January 10, 2005
While green vegetation covers the lowlands of western Morocco, winter visits the Atlas Mountains at its center. Acquired on January 1, 2005, this true-color Terra MODIS image shows a country rich in color, history, and geography. To the west is the Atlantic Ocean; to the northeast is the Mediterranean Sea. Between the two is the Strait of Gibraltar. To the southwest is Algeria, with which Morocco shares an uneasy border. This region of North Africa has come under the influence or control of the Berbers, Phoenicians, Romans, Arabians, and the French at one time or another, and each has made an impression on the country's culture. The famous city of Casablanca appears as a grey smudge on Morocco's northwestern coast, and the nation's capital, Rabat, sits on the coast just about 75 kilometers to the northeast, right where the coast curves abruptly to the north toward the Strait of Gibraltar. The city of Tangier, Morocco's most common point of entry, sits on the western side of the tip.
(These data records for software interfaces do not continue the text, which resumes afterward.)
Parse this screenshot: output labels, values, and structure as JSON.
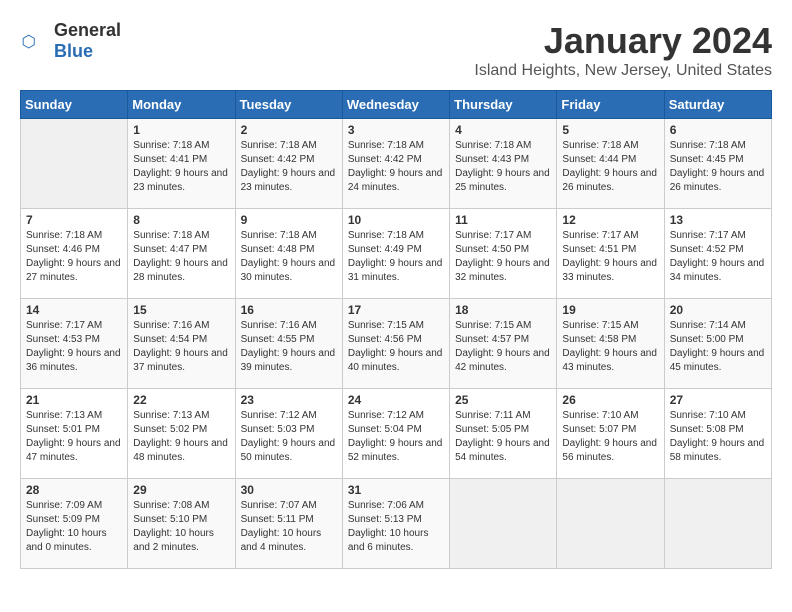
{
  "header": {
    "logo_general": "General",
    "logo_blue": "Blue",
    "title": "January 2024",
    "subtitle": "Island Heights, New Jersey, United States"
  },
  "weekdays": [
    "Sunday",
    "Monday",
    "Tuesday",
    "Wednesday",
    "Thursday",
    "Friday",
    "Saturday"
  ],
  "weeks": [
    [
      {
        "day": "",
        "empty": true
      },
      {
        "day": "1",
        "sunrise": "7:18 AM",
        "sunset": "4:41 PM",
        "daylight": "9 hours and 23 minutes."
      },
      {
        "day": "2",
        "sunrise": "7:18 AM",
        "sunset": "4:42 PM",
        "daylight": "9 hours and 23 minutes."
      },
      {
        "day": "3",
        "sunrise": "7:18 AM",
        "sunset": "4:42 PM",
        "daylight": "9 hours and 24 minutes."
      },
      {
        "day": "4",
        "sunrise": "7:18 AM",
        "sunset": "4:43 PM",
        "daylight": "9 hours and 25 minutes."
      },
      {
        "day": "5",
        "sunrise": "7:18 AM",
        "sunset": "4:44 PM",
        "daylight": "9 hours and 26 minutes."
      },
      {
        "day": "6",
        "sunrise": "7:18 AM",
        "sunset": "4:45 PM",
        "daylight": "9 hours and 26 minutes."
      }
    ],
    [
      {
        "day": "7",
        "sunrise": "7:18 AM",
        "sunset": "4:46 PM",
        "daylight": "9 hours and 27 minutes."
      },
      {
        "day": "8",
        "sunrise": "7:18 AM",
        "sunset": "4:47 PM",
        "daylight": "9 hours and 28 minutes."
      },
      {
        "day": "9",
        "sunrise": "7:18 AM",
        "sunset": "4:48 PM",
        "daylight": "9 hours and 30 minutes."
      },
      {
        "day": "10",
        "sunrise": "7:18 AM",
        "sunset": "4:49 PM",
        "daylight": "9 hours and 31 minutes."
      },
      {
        "day": "11",
        "sunrise": "7:17 AM",
        "sunset": "4:50 PM",
        "daylight": "9 hours and 32 minutes."
      },
      {
        "day": "12",
        "sunrise": "7:17 AM",
        "sunset": "4:51 PM",
        "daylight": "9 hours and 33 minutes."
      },
      {
        "day": "13",
        "sunrise": "7:17 AM",
        "sunset": "4:52 PM",
        "daylight": "9 hours and 34 minutes."
      }
    ],
    [
      {
        "day": "14",
        "sunrise": "7:17 AM",
        "sunset": "4:53 PM",
        "daylight": "9 hours and 36 minutes."
      },
      {
        "day": "15",
        "sunrise": "7:16 AM",
        "sunset": "4:54 PM",
        "daylight": "9 hours and 37 minutes."
      },
      {
        "day": "16",
        "sunrise": "7:16 AM",
        "sunset": "4:55 PM",
        "daylight": "9 hours and 39 minutes."
      },
      {
        "day": "17",
        "sunrise": "7:15 AM",
        "sunset": "4:56 PM",
        "daylight": "9 hours and 40 minutes."
      },
      {
        "day": "18",
        "sunrise": "7:15 AM",
        "sunset": "4:57 PM",
        "daylight": "9 hours and 42 minutes."
      },
      {
        "day": "19",
        "sunrise": "7:15 AM",
        "sunset": "4:58 PM",
        "daylight": "9 hours and 43 minutes."
      },
      {
        "day": "20",
        "sunrise": "7:14 AM",
        "sunset": "5:00 PM",
        "daylight": "9 hours and 45 minutes."
      }
    ],
    [
      {
        "day": "21",
        "sunrise": "7:13 AM",
        "sunset": "5:01 PM",
        "daylight": "9 hours and 47 minutes."
      },
      {
        "day": "22",
        "sunrise": "7:13 AM",
        "sunset": "5:02 PM",
        "daylight": "9 hours and 48 minutes."
      },
      {
        "day": "23",
        "sunrise": "7:12 AM",
        "sunset": "5:03 PM",
        "daylight": "9 hours and 50 minutes."
      },
      {
        "day": "24",
        "sunrise": "7:12 AM",
        "sunset": "5:04 PM",
        "daylight": "9 hours and 52 minutes."
      },
      {
        "day": "25",
        "sunrise": "7:11 AM",
        "sunset": "5:05 PM",
        "daylight": "9 hours and 54 minutes."
      },
      {
        "day": "26",
        "sunrise": "7:10 AM",
        "sunset": "5:07 PM",
        "daylight": "9 hours and 56 minutes."
      },
      {
        "day": "27",
        "sunrise": "7:10 AM",
        "sunset": "5:08 PM",
        "daylight": "9 hours and 58 minutes."
      }
    ],
    [
      {
        "day": "28",
        "sunrise": "7:09 AM",
        "sunset": "5:09 PM",
        "daylight": "10 hours and 0 minutes."
      },
      {
        "day": "29",
        "sunrise": "7:08 AM",
        "sunset": "5:10 PM",
        "daylight": "10 hours and 2 minutes."
      },
      {
        "day": "30",
        "sunrise": "7:07 AM",
        "sunset": "5:11 PM",
        "daylight": "10 hours and 4 minutes."
      },
      {
        "day": "31",
        "sunrise": "7:06 AM",
        "sunset": "5:13 PM",
        "daylight": "10 hours and 6 minutes."
      },
      {
        "day": "",
        "empty": true
      },
      {
        "day": "",
        "empty": true
      },
      {
        "day": "",
        "empty": true
      }
    ]
  ]
}
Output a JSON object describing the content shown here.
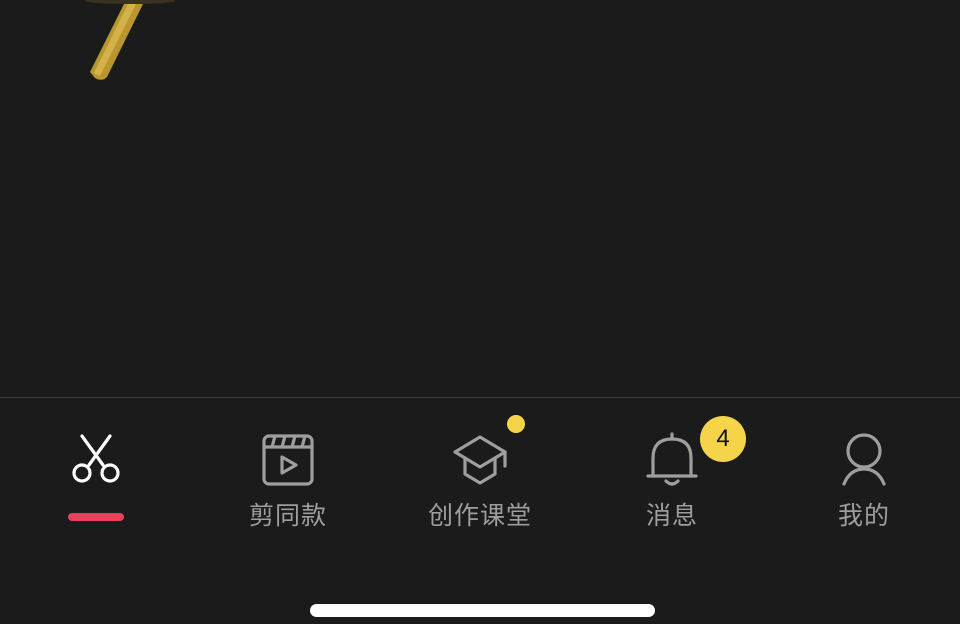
{
  "colors": {
    "background": "#1b1b1b",
    "active_icon": "#ffffff",
    "inactive_icon": "#9e9e9e",
    "active_indicator": "#e4415a",
    "badge": "#f5d44a"
  },
  "tabs": [
    {
      "id": "edit",
      "icon": "scissors-icon",
      "label": "",
      "active": true
    },
    {
      "id": "templates",
      "icon": "video-template-icon",
      "label": "剪同款",
      "active": false
    },
    {
      "id": "classroom",
      "icon": "graduation-cap-icon",
      "label": "创作课堂",
      "active": false,
      "dot_badge": true
    },
    {
      "id": "messages",
      "icon": "bell-icon",
      "label": "消息",
      "active": false,
      "badge_count": "4"
    },
    {
      "id": "profile",
      "icon": "user-icon",
      "label": "我的",
      "active": false
    }
  ]
}
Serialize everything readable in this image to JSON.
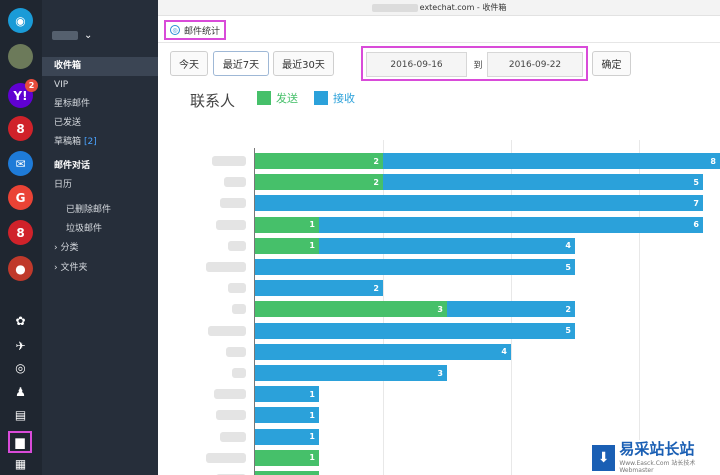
{
  "window": {
    "title_suffix": "extechat.com - 收件箱"
  },
  "rail": {
    "icons": [
      {
        "name": "app-logo-icon",
        "glyph": "◉",
        "bg": "#1a9bd7"
      },
      {
        "name": "avatar",
        "glyph": "",
        "bg": "#6c7a5a"
      },
      {
        "name": "yahoo-icon",
        "glyph": "Y!",
        "bg": "#6001d2",
        "badge": "2"
      },
      {
        "name": "163-mail-icon",
        "glyph": "8",
        "bg": "#d0222a"
      },
      {
        "name": "outlook-icon",
        "glyph": "✉",
        "bg": "#1e7bd8"
      },
      {
        "name": "google-icon",
        "glyph": "G",
        "bg": "#ea4335"
      },
      {
        "name": "126-mail-icon",
        "glyph": "8",
        "bg": "#d0222a"
      },
      {
        "name": "other-mail-icon",
        "glyph": "●",
        "bg": "#c0392b"
      }
    ],
    "tools": [
      {
        "name": "wechat-icon",
        "glyph": "✿"
      },
      {
        "name": "sync-icon",
        "glyph": "✈"
      },
      {
        "name": "compass-icon",
        "glyph": "◎"
      },
      {
        "name": "qq-icon",
        "glyph": "♟"
      },
      {
        "name": "notes-icon",
        "glyph": "▤"
      },
      {
        "name": "statistics-icon",
        "glyph": "▆"
      },
      {
        "name": "file-icon",
        "glyph": "▦"
      }
    ]
  },
  "folders": {
    "items": [
      {
        "label": "收件箱",
        "type": "sel"
      },
      {
        "label": "VIP",
        "type": "normal"
      },
      {
        "label": "星标邮件",
        "type": "normal"
      },
      {
        "label": "已发送",
        "type": "normal"
      },
      {
        "label": "草稿箱",
        "type": "normal",
        "count": "[2]"
      },
      {
        "label": "邮件对话",
        "type": "bold"
      },
      {
        "label": "日历",
        "type": "normal"
      },
      {
        "label": "已删除邮件",
        "type": "sub"
      },
      {
        "label": "垃圾邮件",
        "type": "sub"
      },
      {
        "label": "› 分类",
        "type": "normal"
      },
      {
        "label": "› 文件夹",
        "type": "normal"
      }
    ]
  },
  "tab": {
    "label": "邮件统计"
  },
  "toolbar": {
    "today": "今天",
    "last7": "最近7天",
    "last30": "最近30天",
    "date_from": "2016-09-16",
    "date_to_label": "到",
    "date_to": "2016-09-22",
    "confirm": "确定"
  },
  "legend": {
    "title": "联系人",
    "sent": "发送",
    "received": "接收",
    "sent_color": "#46c06a",
    "received_color": "#2ba1da"
  },
  "watermark": {
    "big": "易采站长站",
    "small": "Www.Easck.Com 站长技术 Webmaster"
  },
  "chart_data": {
    "type": "bar",
    "orientation": "horizontal-stacked",
    "series": [
      {
        "name": "发送",
        "values": [
          2,
          2,
          0,
          1,
          1,
          0,
          0,
          3,
          0,
          0,
          0,
          0,
          0,
          0,
          1,
          1
        ]
      },
      {
        "name": "接收",
        "values": [
          8,
          5,
          7,
          6,
          4,
          5,
          2,
          2,
          5,
          4,
          3,
          1,
          1,
          1,
          0,
          0
        ]
      }
    ],
    "grid": true
  }
}
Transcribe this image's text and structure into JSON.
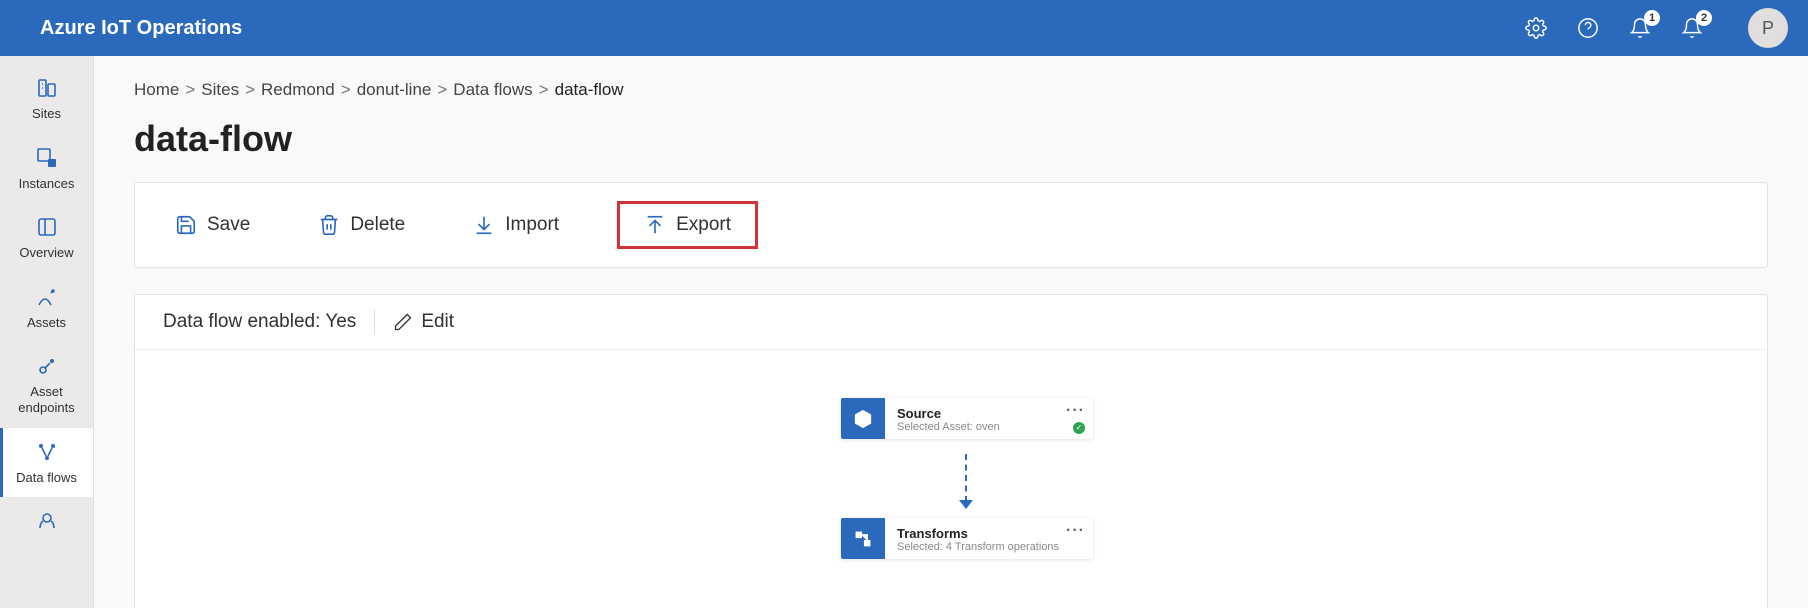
{
  "app": {
    "title": "Azure IoT Operations"
  },
  "header": {
    "notifications1_count": "1",
    "notifications2_count": "2",
    "avatar_initial": "P"
  },
  "sidebar": {
    "items": [
      {
        "label": "Sites"
      },
      {
        "label": "Instances"
      },
      {
        "label": "Overview"
      },
      {
        "label": "Assets"
      },
      {
        "label": "Asset endpoints"
      },
      {
        "label": "Data flows"
      }
    ]
  },
  "breadcrumb": {
    "items": [
      "Home",
      "Sites",
      "Redmond",
      "donut-line",
      "Data flows"
    ],
    "current": "data-flow",
    "sep": ">"
  },
  "page": {
    "title": "data-flow"
  },
  "toolbar": {
    "save": "Save",
    "delete": "Delete",
    "import": "Import",
    "export": "Export"
  },
  "status": {
    "enabled_label": "Data flow enabled: Yes",
    "edit_label": "Edit"
  },
  "flow": {
    "nodes": [
      {
        "title": "Source",
        "subtitle": "Selected Asset: oven"
      },
      {
        "title": "Transforms",
        "subtitle": "Selected: 4 Transform operations"
      }
    ]
  }
}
Toward the bottom right side of the image is a portion of the northwestern edge of the Sahara Desert, known as the Great Western Erg in Algeria.